====== RECORD EXCERPTS ======

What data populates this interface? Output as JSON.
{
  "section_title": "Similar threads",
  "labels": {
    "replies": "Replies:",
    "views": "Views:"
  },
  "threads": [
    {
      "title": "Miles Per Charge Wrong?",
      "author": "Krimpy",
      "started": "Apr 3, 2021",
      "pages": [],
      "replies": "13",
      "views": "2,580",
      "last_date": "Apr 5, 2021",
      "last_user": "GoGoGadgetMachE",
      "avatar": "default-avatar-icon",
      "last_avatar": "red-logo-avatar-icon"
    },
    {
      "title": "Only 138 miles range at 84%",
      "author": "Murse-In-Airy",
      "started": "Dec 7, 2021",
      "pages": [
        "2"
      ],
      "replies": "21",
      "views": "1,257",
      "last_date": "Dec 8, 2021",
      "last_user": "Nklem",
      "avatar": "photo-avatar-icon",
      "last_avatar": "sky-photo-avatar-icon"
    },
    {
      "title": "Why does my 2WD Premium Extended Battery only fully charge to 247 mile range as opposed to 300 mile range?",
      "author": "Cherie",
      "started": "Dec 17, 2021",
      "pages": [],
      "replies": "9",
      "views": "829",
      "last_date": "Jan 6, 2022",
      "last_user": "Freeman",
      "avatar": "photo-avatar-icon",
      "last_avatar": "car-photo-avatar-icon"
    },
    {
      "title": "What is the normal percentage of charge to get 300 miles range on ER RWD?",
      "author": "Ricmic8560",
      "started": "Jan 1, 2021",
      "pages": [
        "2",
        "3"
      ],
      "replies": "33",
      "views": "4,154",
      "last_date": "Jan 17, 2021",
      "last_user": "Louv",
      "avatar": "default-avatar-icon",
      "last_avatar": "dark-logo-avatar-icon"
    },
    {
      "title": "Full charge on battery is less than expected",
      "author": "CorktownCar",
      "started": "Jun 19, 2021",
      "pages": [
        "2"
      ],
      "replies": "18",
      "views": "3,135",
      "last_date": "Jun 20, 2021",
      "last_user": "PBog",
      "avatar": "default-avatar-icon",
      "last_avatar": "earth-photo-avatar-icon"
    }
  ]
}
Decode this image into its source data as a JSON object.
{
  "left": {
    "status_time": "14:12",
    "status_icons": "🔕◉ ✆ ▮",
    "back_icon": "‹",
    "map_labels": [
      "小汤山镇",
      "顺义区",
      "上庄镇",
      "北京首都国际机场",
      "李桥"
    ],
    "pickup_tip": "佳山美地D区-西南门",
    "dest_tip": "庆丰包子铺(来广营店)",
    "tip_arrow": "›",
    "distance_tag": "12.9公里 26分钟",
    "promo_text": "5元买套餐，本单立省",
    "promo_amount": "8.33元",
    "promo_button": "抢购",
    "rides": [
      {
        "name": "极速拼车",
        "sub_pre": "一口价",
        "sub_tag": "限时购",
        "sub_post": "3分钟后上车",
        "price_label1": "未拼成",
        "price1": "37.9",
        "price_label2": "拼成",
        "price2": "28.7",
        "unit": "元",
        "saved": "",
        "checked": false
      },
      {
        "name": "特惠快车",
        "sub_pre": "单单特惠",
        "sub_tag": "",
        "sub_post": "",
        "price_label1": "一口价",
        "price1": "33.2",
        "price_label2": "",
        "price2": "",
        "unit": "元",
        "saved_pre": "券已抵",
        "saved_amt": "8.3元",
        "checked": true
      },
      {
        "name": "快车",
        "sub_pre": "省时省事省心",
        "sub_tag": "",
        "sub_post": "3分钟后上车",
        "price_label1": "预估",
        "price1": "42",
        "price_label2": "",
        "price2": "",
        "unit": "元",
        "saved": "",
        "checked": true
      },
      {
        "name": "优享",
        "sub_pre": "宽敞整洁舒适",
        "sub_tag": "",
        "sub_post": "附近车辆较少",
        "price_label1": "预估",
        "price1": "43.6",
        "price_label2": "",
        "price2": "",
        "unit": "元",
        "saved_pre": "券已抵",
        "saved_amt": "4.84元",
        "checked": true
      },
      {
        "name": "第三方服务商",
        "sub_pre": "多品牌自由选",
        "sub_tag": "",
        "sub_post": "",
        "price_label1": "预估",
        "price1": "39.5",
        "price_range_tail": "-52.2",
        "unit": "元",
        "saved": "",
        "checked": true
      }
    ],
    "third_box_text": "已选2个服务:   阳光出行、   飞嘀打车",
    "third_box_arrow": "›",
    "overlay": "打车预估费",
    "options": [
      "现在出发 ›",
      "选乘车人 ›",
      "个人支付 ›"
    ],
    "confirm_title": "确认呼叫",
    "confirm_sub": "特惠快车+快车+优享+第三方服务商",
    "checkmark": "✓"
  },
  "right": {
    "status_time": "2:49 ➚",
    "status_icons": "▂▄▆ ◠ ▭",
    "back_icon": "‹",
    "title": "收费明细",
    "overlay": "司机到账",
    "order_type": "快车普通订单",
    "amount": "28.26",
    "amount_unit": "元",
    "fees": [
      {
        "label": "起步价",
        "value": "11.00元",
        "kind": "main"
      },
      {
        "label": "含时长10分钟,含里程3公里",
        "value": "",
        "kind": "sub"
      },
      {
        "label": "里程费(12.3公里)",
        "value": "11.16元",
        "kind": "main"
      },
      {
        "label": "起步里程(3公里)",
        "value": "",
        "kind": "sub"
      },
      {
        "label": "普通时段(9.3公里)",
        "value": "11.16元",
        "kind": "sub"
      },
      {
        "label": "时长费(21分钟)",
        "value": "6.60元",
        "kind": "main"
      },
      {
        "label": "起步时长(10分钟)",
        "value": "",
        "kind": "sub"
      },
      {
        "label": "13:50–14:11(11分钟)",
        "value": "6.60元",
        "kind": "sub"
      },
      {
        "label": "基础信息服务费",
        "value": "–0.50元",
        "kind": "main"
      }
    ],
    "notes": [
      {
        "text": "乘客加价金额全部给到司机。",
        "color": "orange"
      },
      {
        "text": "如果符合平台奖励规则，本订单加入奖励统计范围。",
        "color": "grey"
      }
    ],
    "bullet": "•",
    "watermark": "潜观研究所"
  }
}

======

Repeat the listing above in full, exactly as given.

What data populates this interface? Output as JSON.
{
  "section_title": "Similar threads",
  "labels": {
    "replies": "Replies:",
    "views": "Views:"
  },
  "threads": [
    {
      "title": "Miles Per Charge Wrong?",
      "author": "Krimpy",
      "started": "Apr 3, 2021",
      "pages": [],
      "replies": "13",
      "views": "2,580",
      "last_date": "Apr 5, 2021",
      "last_user": "GoGoGadgetMachE",
      "avatar": "default-avatar-icon",
      "last_avatar": "red-logo-avatar-icon"
    },
    {
      "title": "Only 138 miles range at 84%",
      "author": "Murse-In-Airy",
      "started": "Dec 7, 2021",
      "pages": [
        "2"
      ],
      "replies": "21",
      "views": "1,257",
      "last_date": "Dec 8, 2021",
      "last_user": "Nklem",
      "avatar": "photo-avatar-icon",
      "last_avatar": "sky-photo-avatar-icon"
    },
    {
      "title": "Why does my 2WD Premium Extended Battery only fully charge to 247 mile range as opposed to 300 mile range?",
      "author": "Cherie",
      "started": "Dec 17, 2021",
      "pages": [],
      "replies": "9",
      "views": "829",
      "last_date": "Jan 6, 2022",
      "last_user": "Freeman",
      "avatar": "photo-avatar-icon",
      "last_avatar": "car-photo-avatar-icon"
    },
    {
      "title": "What is the normal percentage of charge to get 300 miles range on ER RWD?",
      "author": "Ricmic8560",
      "started": "Jan 1, 2021",
      "pages": [
        "2",
        "3"
      ],
      "replies": "33",
      "views": "4,154",
      "last_date": "Jan 17, 2021",
      "last_user": "Louv",
      "avatar": "default-avatar-icon",
      "last_avatar": "dark-logo-avatar-icon"
    },
    {
      "title": "Full charge on battery is less than expected",
      "author": "CorktownCar",
      "started": "Jun 19, 2021",
      "pages": [
        "2"
      ],
      "replies": "18",
      "views": "3,135",
      "last_date": "Jun 20, 2021",
      "last_user": "PBog",
      "avatar": "default-avatar-icon",
      "last_avatar": "earth-photo-avatar-icon"
    }
  ]
}
Decode this image into its source data as a JSON object.
{
  "left": {
    "status_time": "14:12",
    "status_icons": "🔕◉ ✆ ▮",
    "back_icon": "‹",
    "map_labels": [
      "小汤山镇",
      "顺义区",
      "上庄镇",
      "北京首都国际机场",
      "李桥"
    ],
    "pickup_tip": "佳山美地D区-西南门",
    "dest_tip": "庆丰包子铺(来广营店)",
    "tip_arrow": "›",
    "distance_tag": "12.9公里 26分钟",
    "promo_text": "5元买套餐，本单立省",
    "promo_amount": "8.33元",
    "promo_button": "抢购",
    "rides": [
      {
        "name": "极速拼车",
        "sub_pre": "一口价",
        "sub_tag": "限时购",
        "sub_post": "3分钟后上车",
        "price_label1": "未拼成",
        "price1": "37.9",
        "price_label2": "拼成",
        "price2": "28.7",
        "unit": "元",
        "saved": "",
        "checked": false
      },
      {
        "name": "特惠快车",
        "sub_pre": "单单特惠",
        "sub_tag": "",
        "sub_post": "",
        "price_label1": "一口价",
        "price1": "33.2",
        "price_label2": "",
        "price2": "",
        "unit": "元",
        "saved_pre": "券已抵",
        "saved_amt": "8.3元",
        "checked": true
      },
      {
        "name": "快车",
        "sub_pre": "省时省事省心",
        "sub_tag": "",
        "sub_post": "3分钟后上车",
        "price_label1": "预估",
        "price1": "42",
        "price_label2": "",
        "price2": "",
        "unit": "元",
        "saved": "",
        "checked": true
      },
      {
        "name": "优享",
        "sub_pre": "宽敞整洁舒适",
        "sub_tag": "",
        "sub_post": "附近车辆较少",
        "price_label1": "预估",
        "price1": "43.6",
        "price_label2": "",
        "price2": "",
        "unit": "元",
        "saved_pre": "券已抵",
        "saved_amt": "4.84元",
        "checked": true
      },
      {
        "name": "第三方服务商",
        "sub_pre": "多品牌自由选",
        "sub_tag": "",
        "sub_post": "",
        "price_label1": "预估",
        "price1": "39.5",
        "price_range_tail": "-52.2",
        "unit": "元",
        "saved": "",
        "checked": true
      }
    ],
    "third_box_text": "已选2个服务:   阳光出行、   飞嘀打车",
    "third_box_arrow": "›",
    "overlay": "打车预估费",
    "options": [
      "现在出发 ›",
      "选乘车人 ›",
      "个人支付 ›"
    ],
    "confirm_title": "确认呼叫",
    "confirm_sub": "特惠快车+快车+优享+第三方服务商",
    "checkmark": "✓"
  },
  "right": {
    "status_time": "2:49 ➚",
    "status_icons": "▂▄▆ ◠ ▭",
    "back_icon": "‹",
    "title": "收费明细",
    "overlay": "司机到账",
    "order_type": "快车普通订单",
    "amount": "28.26",
    "amount_unit": "元",
    "fees": [
      {
        "label": "起步价",
        "value": "11.00元",
        "kind": "main"
      },
      {
        "label": "含时长10分钟,含里程3公里",
        "value": "",
        "kind": "sub"
      },
      {
        "label": "里程费(12.3公里)",
        "value": "11.16元",
        "kind": "main"
      },
      {
        "label": "起步里程(3公里)",
        "value": "",
        "kind": "sub"
      },
      {
        "label": "普通时段(9.3公里)",
        "value": "11.16元",
        "kind": "sub"
      },
      {
        "label": "时长费(21分钟)",
        "value": "6.60元",
        "kind": "main"
      },
      {
        "label": "起步时长(10分钟)",
        "value": "",
        "kind": "sub"
      },
      {
        "label": "13:50–14:11(11分钟)",
        "value": "6.60元",
        "kind": "sub"
      },
      {
        "label": "基础信息服务费",
        "value": "–0.50元",
        "kind": "main"
      }
    ],
    "notes": [
      {
        "text": "乘客加价金额全部给到司机。",
        "color": "orange"
      },
      {
        "text": "如果符合平台奖励规则，本订单加入奖励统计范围。",
        "color": "grey"
      }
    ],
    "bullet": "•",
    "watermark": "潜观研究所"
  }
}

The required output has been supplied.